Anyone who is in a skilled nursing facility, nursing home, psychiatric unit, ICF/ID, rehabilitation facility, or long-term care hospital is considered “institutionalized.” Institutionalized beneficiaries have a SEP from the day they move into a qualified institution. They will also have two months from the day they move out of the facility to make a plan change. Additionally, those who have resided in an institution for at least 90 days or meet the guidelines for requiring at least 90 days of institutionalized care can qualify for an ISNP, or Institutional Special Needs Plan, which automatically grants a SEP.
SPAP (State Pharmaceutical Assistance Programs)
Some states (not all) have an SPAP program. State Pharmaceutical Assistance Programs help state residents pay for prescription drugs, but each state works differently. Some states have SPAPs that coordinate with Medicare Part D, so you are required to have Part D before you are accepted into the SPAP program. These programs might help you pay for your Part D plan costs. Other SPAP programs work exclusively with Medicaid, so you must qualify for Medicaid in your state to get SPAP. In some states, qualifying for an SPAP will automatically qualify you for a SEP.
Part D and Medicare Advantage Special Enrollment Period
If you qualify for any type of Special Enrollment Period, you can enroll in a Part D or Medicare Advantage plan. For example, you will qualify if you have a disabling condition or financial need that allows you to qualify for a Special Needs Plan (Special Needs Plans are types of Medicare Advantage plans). You can also qualify if you become eligible for Medicaid as well as Medicare, or if a 5-Star Medicare Advantage plan becomes available in your area.
5 Star Medicare Advantage Plans Enrollment
There is one other way that you can qualify for a SEP: through a new 5 star Medicare Advantage plan! Medicare scores Medicare Advantage and Part D plans in categories like care quality, customer service, complaints, responsiveness, available preventative health benefits, etc. Every year, scores are released before AEP (the Annual Enrollment Period) so that beneficiaries can make educated choices based on “star ratings.” How does this apply to enrollment periods?
If you do not currently have 5-star Medicare Advantage plans available in your zip code, and then a new 5-star plan becomes available, you have the right to switch from your plan into the 5-star option even if it is not AEP. You will have from December 8 through November 30 of the following year to make that change into a 5-star plan. This period is for 5 star plans ONLY. You would not be able to switch from one three or four-star plan into another three or four-star plan during this time.
Extra Help and Part D Automatic Enrollment
If you have Extra Help, you will automatically be enrolled into a Part D plan because you cannot have one without the other. Once you are enrolled, you will have a three month SEP during which you can change into a different Part D or Medicare Advantage plan.
What changes can be made during a Special Enrollment Period?
During your SEP, you can:
- Switch to a new plan in your area
- Move from one Medicare Advantage plan to another
- Add Medicare Advantage to your existing coverage
- Switch from Medigap to Medicare Advantage
- Change or add a form of prescription drug coverage
SEPs are NOT for those enrolling in Medicare for the first time.
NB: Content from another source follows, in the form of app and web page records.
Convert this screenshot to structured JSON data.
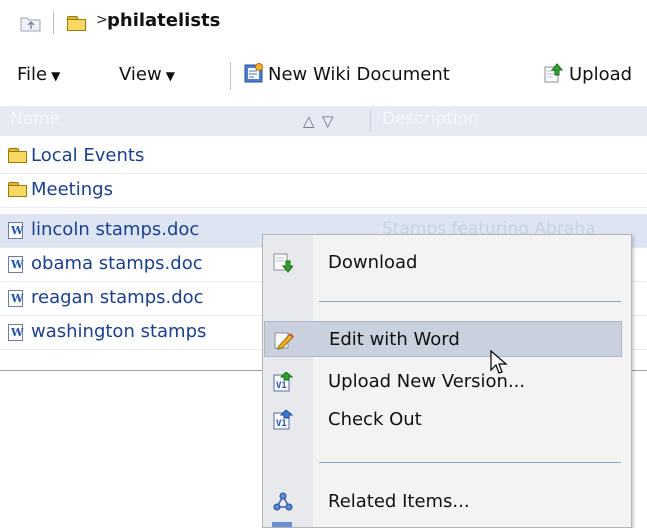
{
  "breadcrumb": {
    "separator": ">",
    "current_folder": "philatelists"
  },
  "toolbar": {
    "file_label": "File",
    "view_label": "View",
    "dropdown_caret": "▼",
    "new_wiki_label": "New Wiki Document",
    "upload_label": "Upload"
  },
  "columns": {
    "name": "Name",
    "description": "Description",
    "sort_asc": "△",
    "sort_desc": "▽"
  },
  "items": [
    {
      "type": "folder",
      "name": "Local Events",
      "description": ""
    },
    {
      "type": "folder",
      "name": "Meetings",
      "description": ""
    },
    {
      "type": "doc",
      "name": "lincoln stamps.doc",
      "description": "Stamps featuring Abraha",
      "selected": true
    },
    {
      "type": "doc",
      "name": "obama stamps.doc",
      "description": ""
    },
    {
      "type": "doc",
      "name": "reagan stamps.doc",
      "description": ""
    },
    {
      "type": "doc",
      "name": "washington stamps",
      "description": ""
    }
  ],
  "context_menu": {
    "items": [
      {
        "label": "Download",
        "icon": "download-icon"
      },
      {
        "label": "Edit with Word",
        "icon": "edit-pencil-icon",
        "highlighted": true
      },
      {
        "label": "Upload New Version...",
        "icon": "version-upload-icon"
      },
      {
        "label": "Check Out",
        "icon": "check-out-icon"
      },
      {
        "label": "Related Items...",
        "icon": "related-items-icon"
      }
    ]
  },
  "colors": {
    "selection": "#dde5f3",
    "menu_highlight": "#c9d1df",
    "link_text": "#1c3f8c"
  }
}
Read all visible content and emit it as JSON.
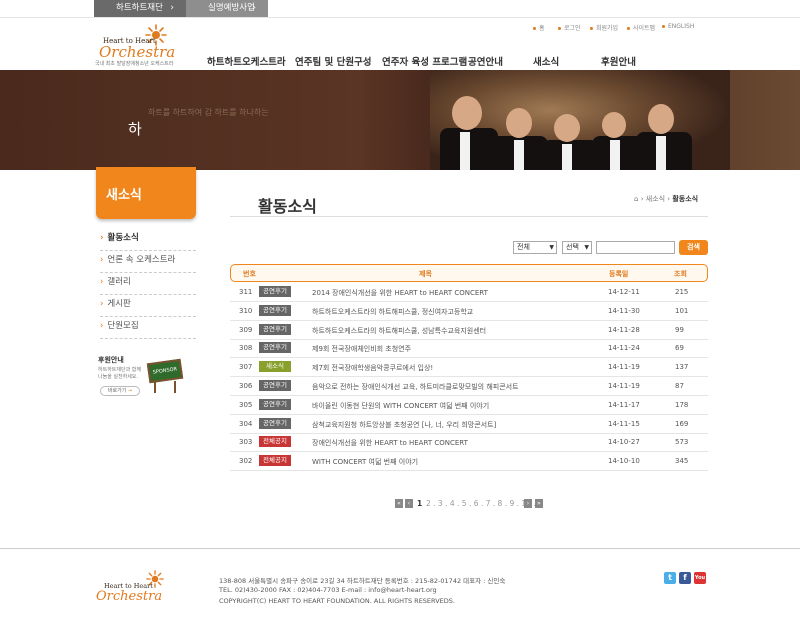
{
  "top_tabs": [
    {
      "label": "하트하트재단"
    },
    {
      "label": "실명예방사업"
    }
  ],
  "util_links": [
    "홈",
    "로그인",
    "회원가입",
    "사이트맵",
    "ENGLISH"
  ],
  "logo": {
    "small": "Heart to Heart",
    "big": "Orchestra",
    "sub": "국내 최초 발달장애청소년 오케스트라"
  },
  "gnb": [
    "하트하트오케스트라",
    "연주팀 및 단원구성",
    "연주자 육성 프로그램",
    "공연안내",
    "새소식",
    "후원안내"
  ],
  "hero": {
    "faint": "하트를 하트하여 감 하트를 하나하는",
    "char": "하"
  },
  "side": {
    "title": "새소식",
    "items": [
      "활동소식",
      "언론 속 오케스트라",
      "갤러리",
      "게시판",
      "단원모집"
    ],
    "support_title": "후원안내",
    "support_text1": "하트하트재단과 함께",
    "support_text2": "나눔을 실천하세요.",
    "support_btn": "바로가기",
    "sign": "SPONSOR"
  },
  "page_title": "활동소식",
  "breadcrumb": {
    "home": "⌂",
    "parent": "새소식",
    "current": "활동소식"
  },
  "search": {
    "filter1": "전체",
    "filter2": "선택",
    "button": "검색"
  },
  "table": {
    "headers": [
      "번호",
      "제목",
      "등록일",
      "조회"
    ],
    "rows": [
      {
        "no": "311",
        "badge": "공연후기",
        "type": "perf",
        "title": "2014 장애인식개선을 위한 HEART to HEART CONCERT",
        "date": "14-12-11",
        "views": "215"
      },
      {
        "no": "310",
        "badge": "공연후기",
        "type": "perf",
        "title": "하트하트오케스트라의 하트해피스쿨, 정신여자고등학교",
        "date": "14-11-30",
        "views": "101"
      },
      {
        "no": "309",
        "badge": "공연후기",
        "type": "perf",
        "title": "하트하트오케스트라의 하트해피스쿨, 성남특수교육지원센터",
        "date": "14-11-28",
        "views": "99"
      },
      {
        "no": "308",
        "badge": "공연후기",
        "type": "perf",
        "title": "제9회 전국장애체인비회 초청연주",
        "date": "14-11-24",
        "views": "69"
      },
      {
        "no": "307",
        "badge": "새소식",
        "type": "news",
        "title": "제7회 전국장애학생음악콩쿠르에서 입상!",
        "date": "14-11-19",
        "views": "137"
      },
      {
        "no": "306",
        "badge": "공연후기",
        "type": "perf",
        "title": "음악으로 전하는 장애인식개선 교육, 하트미라클로맞모빌의 해피콘서트",
        "date": "14-11-19",
        "views": "87"
      },
      {
        "no": "305",
        "badge": "공연후기",
        "type": "perf",
        "title": "바이올린 이동현 단원의 WITH CONCERT 여덟 번째 이야기",
        "date": "14-11-17",
        "views": "178"
      },
      {
        "no": "304",
        "badge": "공연후기",
        "type": "perf",
        "title": "삼척교육지원청 하트앙상블 초청공연 [나, 너, 우리 희망콘서트]",
        "date": "14-11-15",
        "views": "169"
      },
      {
        "no": "303",
        "badge": "전체공지",
        "type": "notice",
        "title": "장애인식개선을 위한 HEART to HEART CONCERT",
        "date": "14-10-27",
        "views": "573"
      },
      {
        "no": "302",
        "badge": "전체공지",
        "type": "notice",
        "title": "WITH CONCERT 여덟 번째 이야기",
        "date": "14-10-10",
        "views": "345"
      }
    ]
  },
  "pager": {
    "first": "«",
    "prev": "‹",
    "current": "1",
    "pages": "2 . 3 . 4 . 5 . 6 . 7 . 8 . 9 . 10 .",
    "next": "›",
    "last": "»"
  },
  "footer": {
    "logo_small": "Heart to Heart",
    "logo_big": "Orchestra",
    "line1": "138-808  서울특별시 송파구 송이로 23길 34  하트하트재단      등록번호 : 215-82-01742          대표자 : 신인숙",
    "line2": "TEL. 02)430-2000         FAX : 02)404-7703           E-mail : info@heart-heart.org",
    "line3": "COPYRIGHT(C) HEART TO HEART FOUNDATION. ALL RIGHTS RESERVEDS.",
    "sns": [
      "t",
      "f",
      "You"
    ]
  },
  "colors": {
    "accent": "#f0861c",
    "notice": "#c83535",
    "news": "#8aa02d",
    "perf": "#666666"
  }
}
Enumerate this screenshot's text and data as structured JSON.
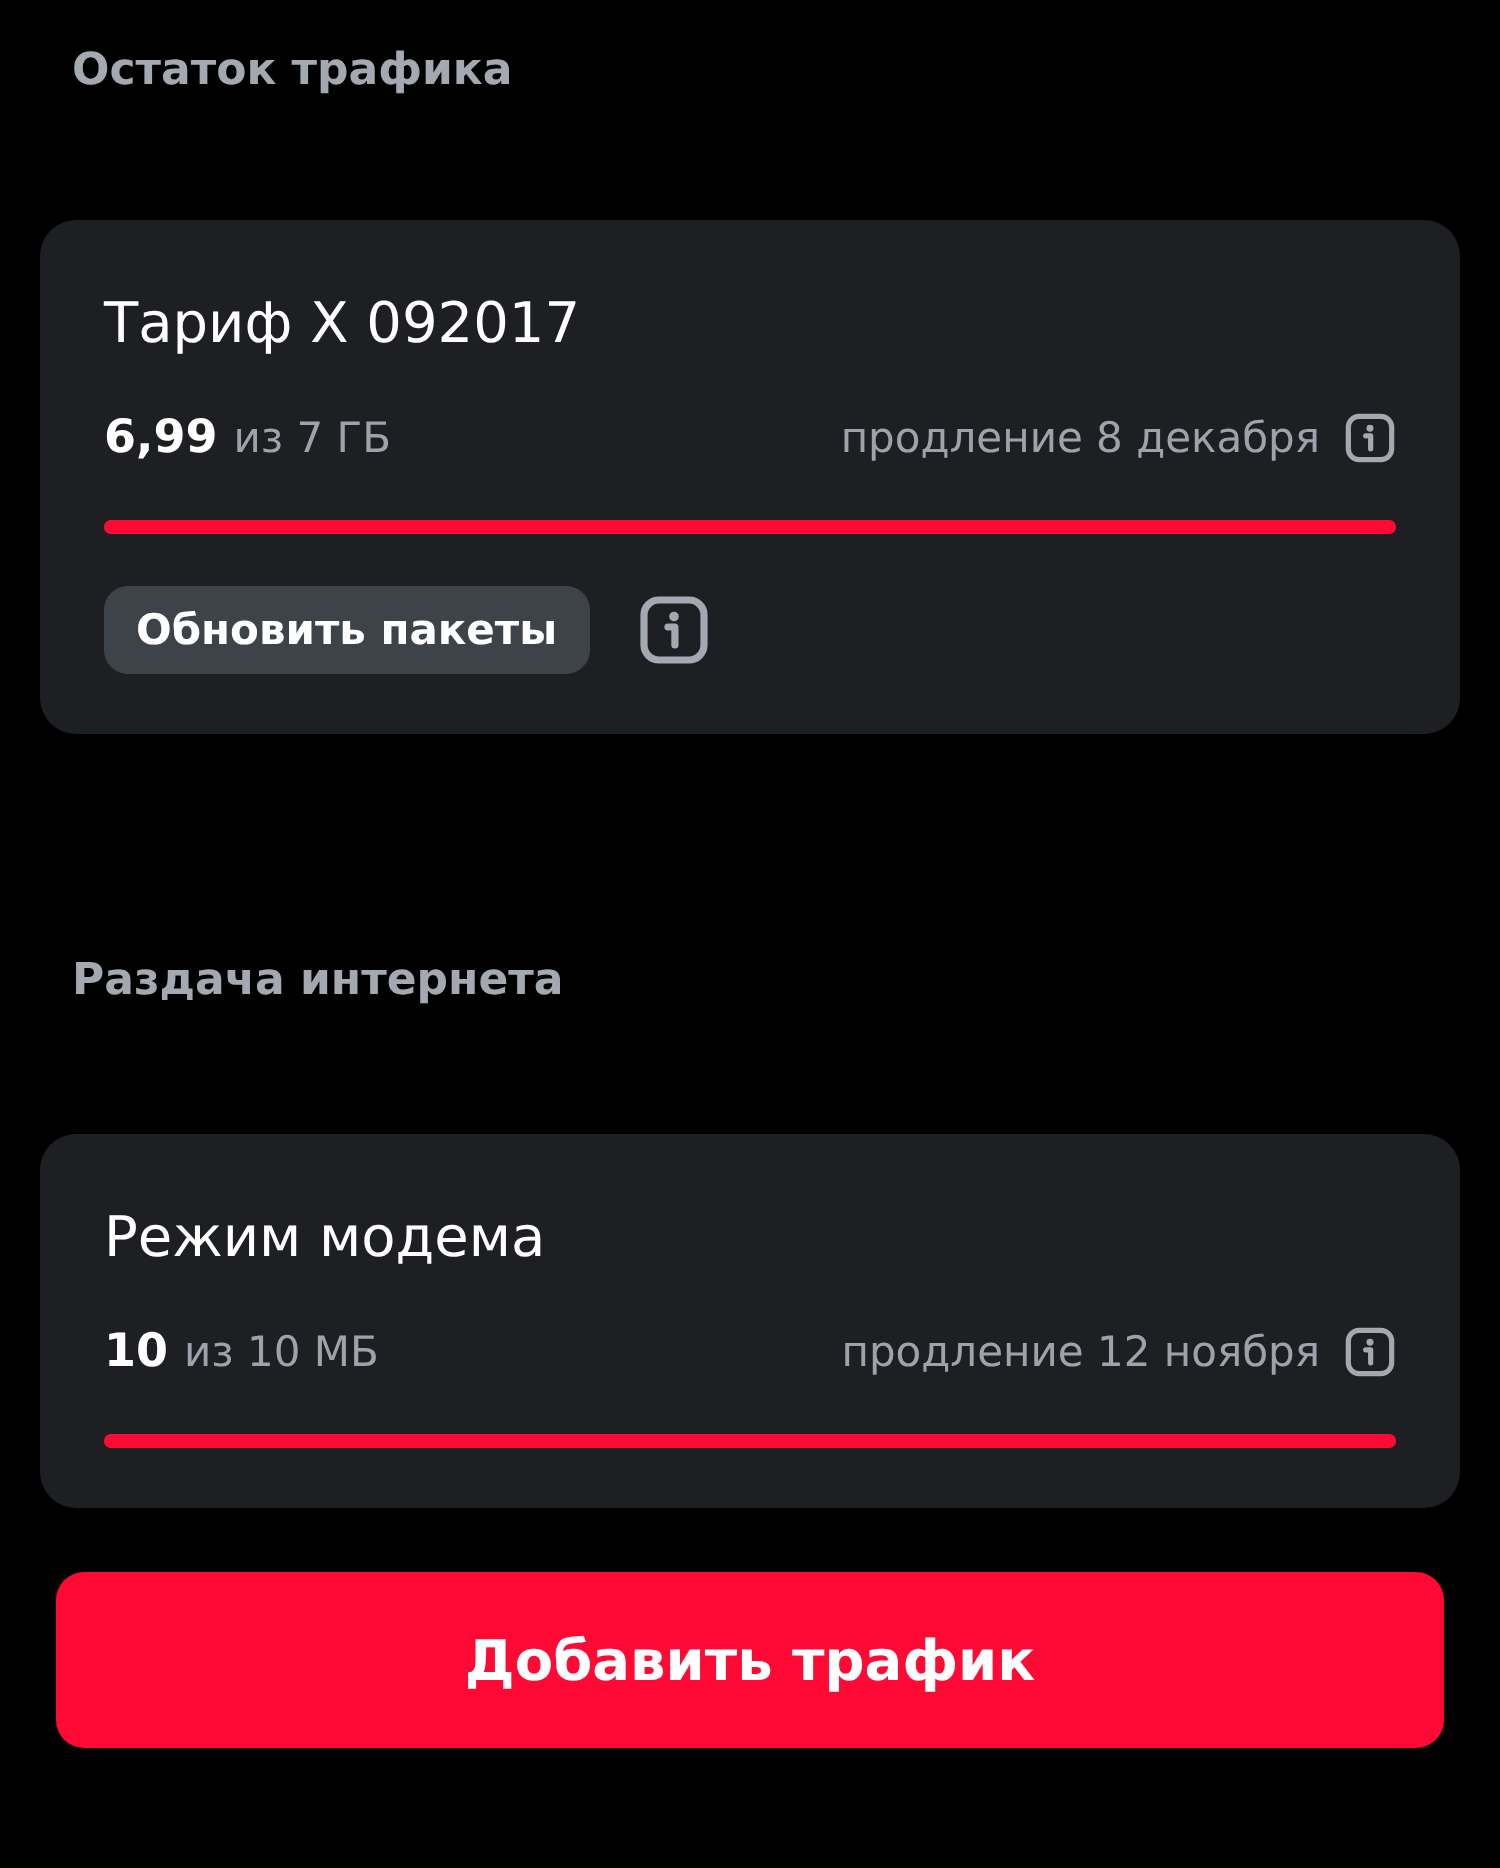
{
  "sections": [
    {
      "title": "Остаток трафика",
      "card": {
        "name": "Тариф X 092017",
        "used": "6,99",
        "total": "из 7 ГБ",
        "renewal": "продление 8 декабря",
        "level": 1,
        "action": "Обновить пакеты"
      }
    },
    {
      "title": "Раздача интернета",
      "card": {
        "name": "Режим модема",
        "used": "10",
        "total": "из 10 МБ",
        "renewal": "продление 12 ноября",
        "level": 1
      }
    }
  ],
  "add_button": "Добавить трафик"
}
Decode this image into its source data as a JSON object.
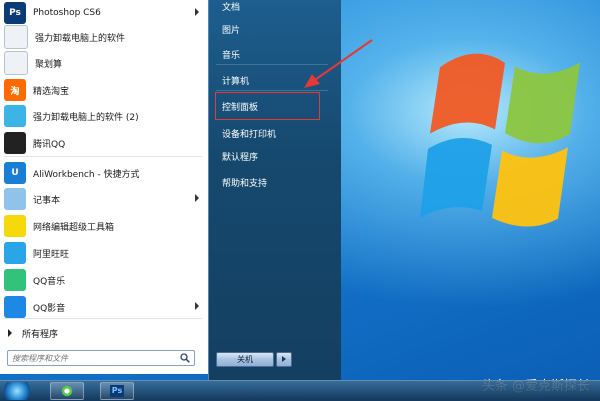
{
  "left_programs": [
    {
      "label": "Photoshop CS6",
      "icon": "photoshop-icon",
      "icon_text": "Ps",
      "color": "#0b3b76",
      "submenu": true
    },
    {
      "label": "强力卸载电脑上的软件",
      "icon": "document-icon",
      "icon_text": "",
      "color": "#eef2f6",
      "submenu": false
    },
    {
      "label": "聚划算",
      "icon": "document-icon",
      "icon_text": "",
      "color": "#eef2f6",
      "submenu": false
    },
    {
      "label": "精选淘宝",
      "icon": "taobao-icon",
      "icon_text": "淘",
      "color": "#ff6a00",
      "submenu": false
    },
    {
      "label": "强力卸载电脑上的软件 (2)",
      "icon": "pinwheel-icon",
      "icon_text": "",
      "color": "#3cb4e5",
      "submenu": false
    },
    {
      "label": "腾讯QQ",
      "icon": "qq-penguin-icon",
      "icon_text": "",
      "color": "#222222",
      "submenu": false
    },
    {
      "label": "AliWorkbench - 快捷方式",
      "icon": "aliworkbench-icon",
      "icon_text": "U",
      "color": "#1a7fd4",
      "submenu": false
    },
    {
      "label": "记事本",
      "icon": "notepad-icon",
      "icon_text": "",
      "color": "#8fc3ea",
      "submenu": true
    },
    {
      "label": "网络编辑超级工具箱",
      "icon": "toolbox-icon",
      "icon_text": "",
      "color": "#f5d90a",
      "submenu": false
    },
    {
      "label": "阿里旺旺",
      "icon": "aliwangwang-icon",
      "icon_text": "",
      "color": "#2aa6e8",
      "submenu": false
    },
    {
      "label": "QQ音乐",
      "icon": "qq-music-icon",
      "icon_text": "",
      "color": "#31c27c",
      "submenu": false
    },
    {
      "label": "QQ影音",
      "icon": "qq-player-icon",
      "icon_text": "",
      "color": "#1e88e5",
      "submenu": true
    }
  ],
  "all_programs_label": "所有程序",
  "search_placeholder": "搜索程序和文件",
  "right_items": [
    "文档",
    "图片",
    "音乐",
    "计算机",
    "控制面板",
    "设备和打印机",
    "默认程序",
    "帮助和支持"
  ],
  "shutdown_label": "关机",
  "taskbar": {
    "buttons": [
      "start-orb",
      "ie-icon",
      "photoshop-icon"
    ],
    "ps_label": "Ps"
  },
  "watermark": "头条 @爱克斯探长",
  "colors": {
    "highlight": "#e53935",
    "start_menu_right": "#1d5e8f",
    "desktop": "#1479cf"
  }
}
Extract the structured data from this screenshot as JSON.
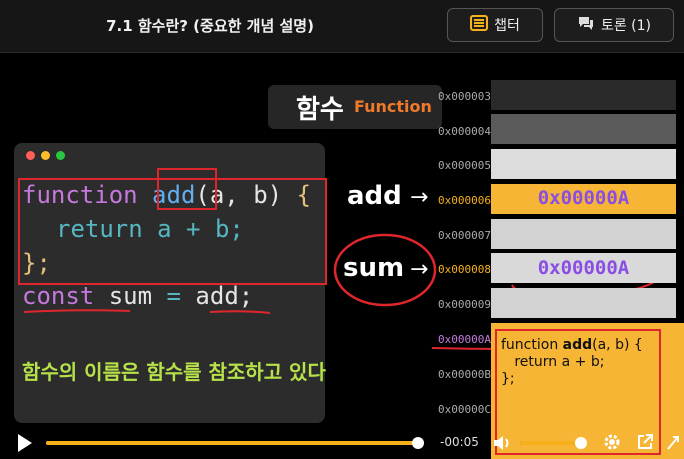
{
  "header": {
    "title": "7.1 함수란? (중요한 개념 설명)",
    "chapter_label": "챕터",
    "discussion_label": "토론 (1)"
  },
  "slide": {
    "badge_ko": "함수",
    "badge_en": "Function",
    "code_line1_kw": "function",
    "code_line1_fn": "add",
    "code_line1_args": "(a, b)",
    "code_line1_brace": "{",
    "code_line2": "return a + b;",
    "code_line3": "};",
    "code_line4_kw": "const",
    "code_line4_name": "sum",
    "code_line4_eq": "=",
    "code_line4_val": "add;",
    "caption": "함수의 이름은 함수를 참조하고 있다",
    "label_add": "add",
    "label_sum": "sum",
    "arrow": "→",
    "addresses": [
      "0x000003",
      "0x000004",
      "0x000005",
      "0x000006",
      "0x000007",
      "0x000008",
      "0x000009",
      "0x00000A",
      "0x00000B",
      "0x00000C"
    ],
    "cell_add_value": "0x00000A",
    "cell_sum_value": "0x00000A",
    "func_cell_line1_a": "function ",
    "func_cell_line1_b": "add",
    "func_cell_line1_c": "(a, b) {",
    "func_cell_line2": "   return a + b;",
    "func_cell_line3": "};"
  },
  "player": {
    "time_remaining": "-00:05",
    "progress": 0.985,
    "volume": 0.95
  },
  "colors": {
    "accent": "#f5b01a",
    "highlight_red": "#e0262d",
    "memory_value": "#8a4de6",
    "caption": "#b7e24a"
  }
}
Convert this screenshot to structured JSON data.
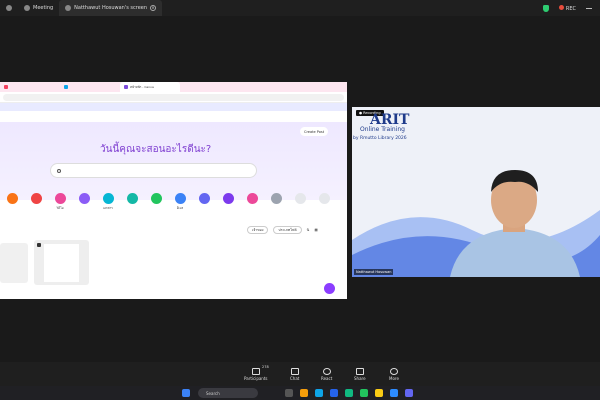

If you are about to turn 65, you should instead enroll during your Initial Enrollment Period. If you already turned 65 and you missed your Initial Enrollment Period, you need to enroll during the General Enrollment Period.
When can you Enroll in Medicare?
We know that the different enrollment periods can be confusing. If you aren’t sure whether or not you qualify for a Medicare Special Enrollment Period, or which enrollment period you need to use to enroll, we can help you. We can also help you figure out if you are eligible for a SNP Medicare Advantage plan, LIS (otherwise known as Extra Help) or another health care savings program, which will allow you to change plans at any time.
To set up a free appointment with a licensed agent in your area, call 1-844-431-1832.